● **Goal of the exercise**: Set down the records below in full, exactly as they read.

[Provided information — start]

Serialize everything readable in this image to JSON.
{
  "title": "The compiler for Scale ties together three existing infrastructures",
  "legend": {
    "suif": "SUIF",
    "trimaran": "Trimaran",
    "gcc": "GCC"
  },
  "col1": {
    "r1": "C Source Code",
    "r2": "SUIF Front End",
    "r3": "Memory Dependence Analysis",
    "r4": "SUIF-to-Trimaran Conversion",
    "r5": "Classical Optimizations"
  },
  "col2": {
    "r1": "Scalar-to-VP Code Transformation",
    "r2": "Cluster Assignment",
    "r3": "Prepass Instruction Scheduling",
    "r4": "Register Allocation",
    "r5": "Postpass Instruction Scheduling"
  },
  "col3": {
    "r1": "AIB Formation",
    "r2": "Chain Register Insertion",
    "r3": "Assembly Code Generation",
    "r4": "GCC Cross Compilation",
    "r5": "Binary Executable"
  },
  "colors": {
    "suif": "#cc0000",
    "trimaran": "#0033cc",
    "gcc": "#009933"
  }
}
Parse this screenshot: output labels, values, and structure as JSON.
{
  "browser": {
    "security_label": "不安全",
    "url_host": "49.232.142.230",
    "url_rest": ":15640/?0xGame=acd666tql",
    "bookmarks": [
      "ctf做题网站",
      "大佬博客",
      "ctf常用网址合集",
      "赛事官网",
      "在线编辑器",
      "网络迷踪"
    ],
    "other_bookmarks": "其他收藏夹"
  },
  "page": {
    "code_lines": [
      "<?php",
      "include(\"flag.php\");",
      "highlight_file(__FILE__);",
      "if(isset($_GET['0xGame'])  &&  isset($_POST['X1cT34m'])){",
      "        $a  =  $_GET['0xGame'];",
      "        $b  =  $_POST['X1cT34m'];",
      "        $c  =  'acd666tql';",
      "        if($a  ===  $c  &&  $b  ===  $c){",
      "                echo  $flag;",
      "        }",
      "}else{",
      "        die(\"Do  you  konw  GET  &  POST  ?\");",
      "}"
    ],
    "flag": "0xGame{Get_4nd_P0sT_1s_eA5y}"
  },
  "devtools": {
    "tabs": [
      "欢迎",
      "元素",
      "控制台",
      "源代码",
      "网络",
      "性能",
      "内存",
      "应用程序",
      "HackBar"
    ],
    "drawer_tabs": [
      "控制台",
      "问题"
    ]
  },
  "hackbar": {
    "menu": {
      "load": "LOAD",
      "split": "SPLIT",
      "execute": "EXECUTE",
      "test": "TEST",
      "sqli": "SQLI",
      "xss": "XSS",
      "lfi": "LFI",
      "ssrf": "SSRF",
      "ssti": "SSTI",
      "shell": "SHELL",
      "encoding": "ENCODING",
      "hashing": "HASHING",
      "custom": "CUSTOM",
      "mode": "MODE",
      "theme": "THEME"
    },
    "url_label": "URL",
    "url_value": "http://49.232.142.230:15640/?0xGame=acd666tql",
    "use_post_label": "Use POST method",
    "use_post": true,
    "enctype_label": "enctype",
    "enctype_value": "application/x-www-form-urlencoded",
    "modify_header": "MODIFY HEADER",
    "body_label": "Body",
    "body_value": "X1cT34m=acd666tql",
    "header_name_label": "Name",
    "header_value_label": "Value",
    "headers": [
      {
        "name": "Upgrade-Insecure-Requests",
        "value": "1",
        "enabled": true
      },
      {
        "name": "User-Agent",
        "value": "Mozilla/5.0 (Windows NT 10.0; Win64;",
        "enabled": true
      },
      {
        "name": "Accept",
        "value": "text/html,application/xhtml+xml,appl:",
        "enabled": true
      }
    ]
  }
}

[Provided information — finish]

● **Solution to this task**:
Serialize everything readable in this image to JSON.
{
  "title": "The compiler for Scale ties together three existing infrastructures",
  "legend": {
    "suif": "SUIF",
    "trimaran": "Trimaran",
    "gcc": "GCC"
  },
  "col1": {
    "r1": "C Source Code",
    "r2": "SUIF Front End",
    "r3": "Memory Dependence Analysis",
    "r4": "SUIF-to-Trimaran Conversion",
    "r5": "Classical Optimizations"
  },
  "col2": {
    "r1": "Scalar-to-VP Code Transformation",
    "r2": "Cluster Assignment",
    "r3": "Prepass Instruction Scheduling",
    "r4": "Register Allocation",
    "r5": "Postpass Instruction Scheduling"
  },
  "col3": {
    "r1": "AIB Formation",
    "r2": "Chain Register Insertion",
    "r3": "Assembly Code Generation",
    "r4": "GCC Cross Compilation",
    "r5": "Binary Executable"
  },
  "colors": {
    "suif": "#cc0000",
    "trimaran": "#0033cc",
    "gcc": "#009933"
  }
}
Parse this screenshot: output labels, values, and structure as JSON.
{
  "browser": {
    "security_label": "不安全",
    "url_host": "49.232.142.230",
    "url_rest": ":15640/?0xGame=acd666tql",
    "bookmarks": [
      "ctf做题网站",
      "大佬博客",
      "ctf常用网址合集",
      "赛事官网",
      "在线编辑器",
      "网络迷踪"
    ],
    "other_bookmarks": "其他收藏夹"
  },
  "page": {
    "code_lines": [
      "<?php",
      "include(\"flag.php\");",
      "highlight_file(__FILE__);",
      "if(isset($_GET['0xGame'])  &&  isset($_POST['X1cT34m'])){",
      "        $a  =  $_GET['0xGame'];",
      "        $b  =  $_POST['X1cT34m'];",
      "        $c  =  'acd666tql';",
      "        if($a  ===  $c  &&  $b  ===  $c){",
      "                echo  $flag;",
      "        }",
      "}else{",
      "        die(\"Do  you  konw  GET  &  POST  ?\");",
      "}"
    ],
    "flag": "0xGame{Get_4nd_P0sT_1s_eA5y}"
  },
  "devtools": {
    "tabs": [
      "欢迎",
      "元素",
      "控制台",
      "源代码",
      "网络",
      "性能",
      "内存",
      "应用程序",
      "HackBar"
    ],
    "drawer_tabs": [
      "控制台",
      "问题"
    ]
  },
  "hackbar": {
    "menu": {
      "load": "LOAD",
      "split": "SPLIT",
      "execute": "EXECUTE",
      "test": "TEST",
      "sqli": "SQLI",
      "xss": "XSS",
      "lfi": "LFI",
      "ssrf": "SSRF",
      "ssti": "SSTI",
      "shell": "SHELL",
      "encoding": "ENCODING",
      "hashing": "HASHING",
      "custom": "CUSTOM",
      "mode": "MODE",
      "theme": "THEME"
    },
    "url_label": "URL",
    "url_value": "http://49.232.142.230:15640/?0xGame=acd666tql",
    "use_post_label": "Use POST method",
    "use_post": true,
    "enctype_label": "enctype",
    "enctype_value": "application/x-www-form-urlencoded",
    "modify_header": "MODIFY HEADER",
    "body_label": "Body",
    "body_value": "X1cT34m=acd666tql",
    "header_name_label": "Name",
    "header_value_label": "Value",
    "headers": [
      {
        "name": "Upgrade-Insecure-Requests",
        "value": "1",
        "enabled": true
      },
      {
        "name": "User-Agent",
        "value": "Mozilla/5.0 (Windows NT 10.0; Win64;",
        "enabled": true
      },
      {
        "name": "Accept",
        "value": "text/html,application/xhtml+xml,appl:",
        "enabled": true
      }
    ]
  }
}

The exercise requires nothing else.